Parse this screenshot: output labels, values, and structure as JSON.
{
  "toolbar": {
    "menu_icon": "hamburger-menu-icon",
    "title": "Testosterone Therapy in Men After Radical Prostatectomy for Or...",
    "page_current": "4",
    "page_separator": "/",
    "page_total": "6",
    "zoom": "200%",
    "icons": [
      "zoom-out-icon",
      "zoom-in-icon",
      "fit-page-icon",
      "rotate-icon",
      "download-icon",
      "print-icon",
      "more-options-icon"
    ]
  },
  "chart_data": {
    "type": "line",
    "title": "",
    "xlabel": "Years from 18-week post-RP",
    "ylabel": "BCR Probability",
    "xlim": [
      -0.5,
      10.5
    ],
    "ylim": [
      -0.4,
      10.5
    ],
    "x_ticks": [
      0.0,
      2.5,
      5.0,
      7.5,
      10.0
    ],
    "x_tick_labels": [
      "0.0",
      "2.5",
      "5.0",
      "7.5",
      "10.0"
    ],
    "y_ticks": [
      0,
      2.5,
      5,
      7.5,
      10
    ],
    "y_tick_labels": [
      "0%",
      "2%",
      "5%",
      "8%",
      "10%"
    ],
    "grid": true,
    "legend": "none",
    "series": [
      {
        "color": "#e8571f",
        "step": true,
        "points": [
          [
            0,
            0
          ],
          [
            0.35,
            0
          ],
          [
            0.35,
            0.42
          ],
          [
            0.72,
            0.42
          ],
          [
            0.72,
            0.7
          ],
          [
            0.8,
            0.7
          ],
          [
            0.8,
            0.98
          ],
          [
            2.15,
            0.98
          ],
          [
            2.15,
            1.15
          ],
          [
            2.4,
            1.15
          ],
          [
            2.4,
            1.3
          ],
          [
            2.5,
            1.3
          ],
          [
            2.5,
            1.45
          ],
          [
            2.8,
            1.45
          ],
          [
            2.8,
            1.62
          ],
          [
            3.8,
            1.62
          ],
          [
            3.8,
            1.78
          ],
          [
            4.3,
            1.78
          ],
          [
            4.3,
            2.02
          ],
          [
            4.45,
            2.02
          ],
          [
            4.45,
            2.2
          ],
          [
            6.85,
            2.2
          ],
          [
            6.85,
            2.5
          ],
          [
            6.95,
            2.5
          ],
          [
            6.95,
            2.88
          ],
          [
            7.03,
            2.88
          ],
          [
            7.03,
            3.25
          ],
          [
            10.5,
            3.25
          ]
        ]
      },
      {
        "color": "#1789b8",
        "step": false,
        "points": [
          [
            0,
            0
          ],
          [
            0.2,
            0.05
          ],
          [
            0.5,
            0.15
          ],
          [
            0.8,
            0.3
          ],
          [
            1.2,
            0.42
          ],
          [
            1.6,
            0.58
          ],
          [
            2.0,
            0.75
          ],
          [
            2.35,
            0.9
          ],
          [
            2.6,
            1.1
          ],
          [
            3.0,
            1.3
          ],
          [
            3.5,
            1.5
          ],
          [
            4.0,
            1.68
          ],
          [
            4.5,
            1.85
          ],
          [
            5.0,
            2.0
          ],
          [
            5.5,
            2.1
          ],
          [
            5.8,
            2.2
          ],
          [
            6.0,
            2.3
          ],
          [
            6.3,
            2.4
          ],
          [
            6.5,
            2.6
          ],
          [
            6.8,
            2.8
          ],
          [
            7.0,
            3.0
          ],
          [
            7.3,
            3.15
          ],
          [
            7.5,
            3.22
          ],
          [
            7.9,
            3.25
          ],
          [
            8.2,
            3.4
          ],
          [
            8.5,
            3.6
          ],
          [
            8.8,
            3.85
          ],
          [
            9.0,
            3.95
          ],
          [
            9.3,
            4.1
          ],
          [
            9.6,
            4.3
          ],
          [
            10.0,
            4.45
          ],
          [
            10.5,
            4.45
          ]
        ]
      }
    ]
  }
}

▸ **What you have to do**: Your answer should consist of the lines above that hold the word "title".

▸ **Exercise output**:
    "title": "Testosterone Therapy in Men After Radical Prostatectomy for Or...",
    "title": "",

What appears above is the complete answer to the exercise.